There were mixed emotions for Galway football supporters and team management leaving Pearse Stadium on Sunday after watching their side go down narrowly by 1-9 to 1-7 against Mickey Harte's Tyrone side.
The main positive was that Kevin Walsh's side kept battling right to the finish line and they genuinely had Tyrone on the rack for the last 10 minutes after Damien Comer kick-started the revival with a well-taken goal. Galway had kicked 13 or 14 wides during the game too, and if they had been a bit more efficient in front of goal, they could have sneaked a draw at the finish.
Considering Galway were down to 14 men for almost 30 minutes of the second half following influential midfielder Paul Conroy's dismissal with a second card, the team deserve credit for fighting back and making a real contest in the final quarter.
As well as Comer's goal, points from substitutes Peter Cooke and Shane Walsh, who both made positive impacts, and a tremendous effort from the lively Eamon Brannigan, kept the game alive until the final whistle.

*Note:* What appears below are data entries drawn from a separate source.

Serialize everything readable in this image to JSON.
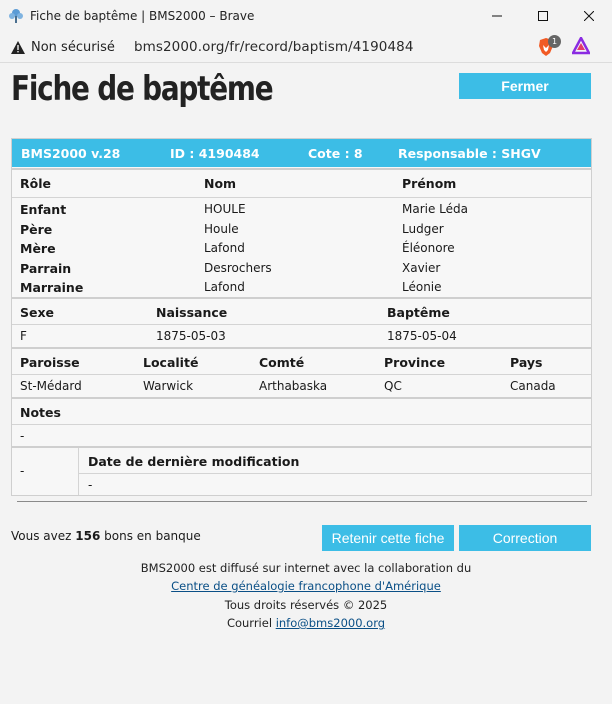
{
  "window": {
    "title": "Fiche de baptême | BMS2000 – Brave",
    "controls": [
      "minimize",
      "maximize",
      "close"
    ]
  },
  "addressbar": {
    "security": "Non sécurisé",
    "url": "bms2000.org/fr/record/baptism/4190484",
    "badge_count": "1"
  },
  "page": {
    "title": "Fiche de baptême",
    "close_label": "Fermer"
  },
  "record": {
    "header": {
      "version": "BMS2000 v.28",
      "id": "ID : 4190484",
      "cote": "Cote : 8",
      "responsable": "Responsable : SHGV"
    },
    "persons_headers": [
      "Rôle",
      "Nom",
      "Prénom"
    ],
    "persons": [
      {
        "role": "Enfant",
        "nom": "HOULE",
        "prenom": "Marie Léda"
      },
      {
        "role": "Père",
        "nom": "Houle",
        "prenom": "Ludger"
      },
      {
        "role": "Mère",
        "nom": "Lafond",
        "prenom": "Éléonore"
      },
      {
        "role": "Parrain",
        "nom": "Desrochers",
        "prenom": "Xavier"
      },
      {
        "role": "Marraine",
        "nom": "Lafond",
        "prenom": "Léonie"
      }
    ],
    "dates_headers": [
      "Sexe",
      "Naissance",
      "Baptême"
    ],
    "dates": {
      "sexe": "F",
      "naissance": "1875-05-03",
      "bapteme": "1875-05-04"
    },
    "place_headers": [
      "Paroisse",
      "Localité",
      "Comté",
      "Province",
      "Pays"
    ],
    "place": {
      "paroisse": "St-Médard",
      "localite": "Warwick",
      "comte": "Arthabaska",
      "province": "QC",
      "pays": "Canada"
    },
    "notes_header": "Notes",
    "notes": "-",
    "left_cell": "-",
    "modif_header": "Date de dernière modification",
    "modif_value": "-"
  },
  "bank": {
    "prefix": "Vous avez",
    "count": "156",
    "suffix": "bons en banque"
  },
  "actions": {
    "keep_label": "Retenir cette fiche",
    "correction_label": "Correction"
  },
  "footer": {
    "line1": "BMS2000 est diffusé sur internet avec la collaboration du",
    "link1": "Centre de généalogie francophone d'Amérique",
    "rights": "Tous droits réservés © 2025",
    "mail_prefix": "Courriel",
    "mail_link": "info@bms2000.org"
  },
  "colors": {
    "accent": "#3cbde6",
    "link": "#0a4f86"
  }
}
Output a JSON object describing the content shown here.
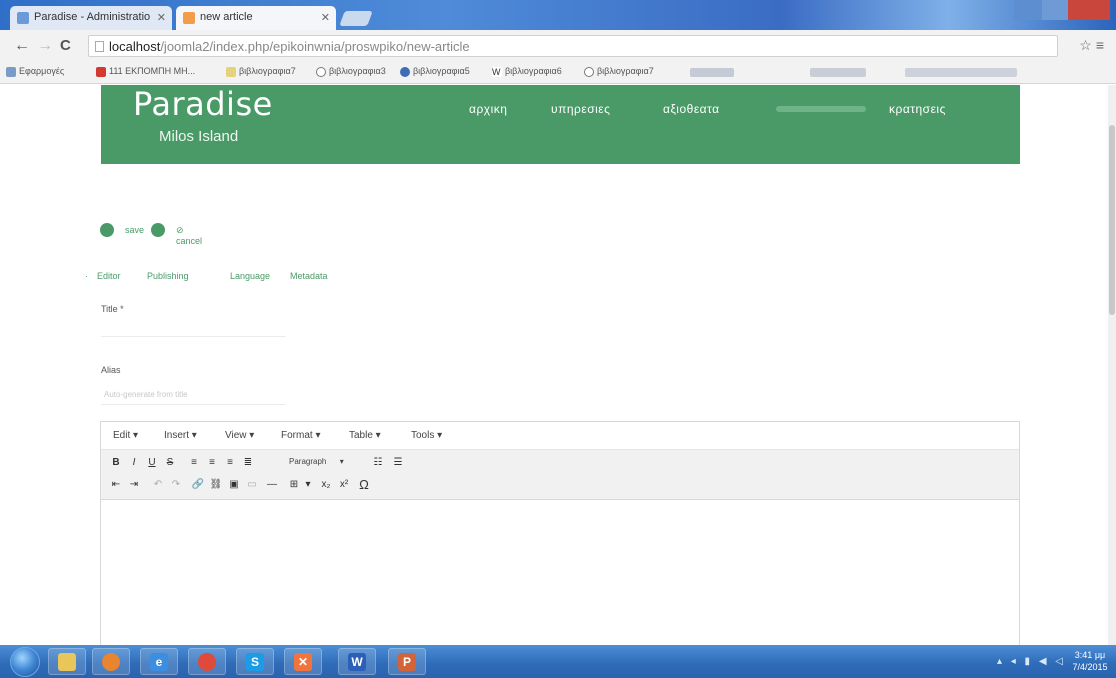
{
  "browser": {
    "tabs": [
      {
        "label": "Paradise - Administratio"
      },
      {
        "label": "new article"
      }
    ],
    "url_host": "localhost",
    "url_path": "/joomla2/index.php/epikoinwnia/proswpiko/new-article",
    "bookmarks": [
      {
        "label": "Εφαρμογές"
      },
      {
        "label": "111 ΕΚΠΟΜΠΗ ΜΗ..."
      },
      {
        "label": "βιβλιογραφια7"
      },
      {
        "label": "βιβλιογραφια3"
      },
      {
        "label": "βιβλιογραφια5"
      },
      {
        "label": "βιβλιογραφια6"
      },
      {
        "label": "βιβλιογραφια7"
      }
    ]
  },
  "site": {
    "brand_title": "Paradise",
    "brand_subtitle": "Milos Island",
    "nav": [
      "αρχικη",
      "υπηρεσιες",
      "αξιοθεατα",
      "κρατησεις"
    ]
  },
  "actions": {
    "save": "save",
    "cancel": "cancel"
  },
  "editor_tabs": [
    "Editor",
    "Publishing",
    "Language",
    "Metadata"
  ],
  "form": {
    "title_label": "Title *",
    "alias_label": "Alias",
    "alias_placeholder": "Auto-generate from title"
  },
  "editor": {
    "menus": [
      "Edit ▾",
      "Insert ▾",
      "View ▾",
      "Format ▾",
      "Table ▾",
      "Tools ▾"
    ],
    "format_select": "Paragraph",
    "toolbar_row1": [
      "B",
      "I",
      "U",
      "S"
    ],
    "toolbar_row2_glyphs": [
      "x₂",
      "x²",
      "Ω"
    ]
  },
  "taskbar": {
    "clock_time": "3:41 μμ",
    "clock_date": "7/4/2015"
  },
  "colors": {
    "brand_green": "#4a9a68",
    "taskbar_blue": "#2f6cb9"
  }
}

Another positive is players such as Thomas Dolan, David Wynne, Declan Kyne, Eoghan Kerin, Johnny Heaney, and youngsters such as Brannigan and Cooke, enjoyed more exposure to National League football and the experience of playing a quality team such as Tyrone - everyone's favourites to be back in division one next season.
Despite the close margin at the finish and Galway's progress to date, it is reasonable to say that when Tyrone ran at Galway in the first half they had the home side in a lot of difficulty, as evidenced by how the Red Hand men almost walked the ball into the net for their goal.
All-Ireland semi-finalists last year, Tyrone are experienced and well-coached, and they have real pace and stamina at half-back and half-forward, and Mattie Donnelly is a really fine player. Hence they were able to transfer from defence to attack, or vice-versa at lightning speed.
A few of us counted their transition from one to the other, and they were able to do so in under eight seconds and have men either sweeping forward in numbers in support of their full-forward line or back to their full-back line.
The top teams such as Dublin (James McCarthy, Philly McMahon, Jack McCaffrey, Paul Flynn ) and Donegal (Ryan McHugh is a case in point ) and Mayo (Lee Keegan, Diarmuid O'Connor ) have some players who can really drive at the opposition and support the play with blistering pace.
Galway will need to work harder at that because on too many occasions their full-forward line of Damien Comer and Adrian Varley had no support coming from out the field to take a layoff when in possession and slip the ball over the bar, or better still create an overlap for a goal.
That said, if players such as Shane Walsh, who has wicked speed, can get back to full fitness for 70 minutes of hard football, he would provide an option as a link man between half-backs, midfield and the inside line. Liam Silke too needs to become more involved, offering consistent and penetrating support from the half-back line.
I was in McHale Park on Saturday evening and Dublin wing-back James McCarthy gave an exhibition of how to support play from deep and was an example of perpetual motion. Galway players need to constantly "give and go" - as opposed to just giving, and not supporting the ball.
Despite the loss, Kevin Walsh was rightly upbeat about the display.
"We had a fair few wides that were scorable and also a few frees that were scorable. To be honest, we were disappointed we didn’t get a point out of the game in the end.
“There are things we have to improve on, but they are a new group of lads together and they worked really hard for the last 25 minutes in particular and we were pleased with that. They have a great attitude and that is a great starting point.”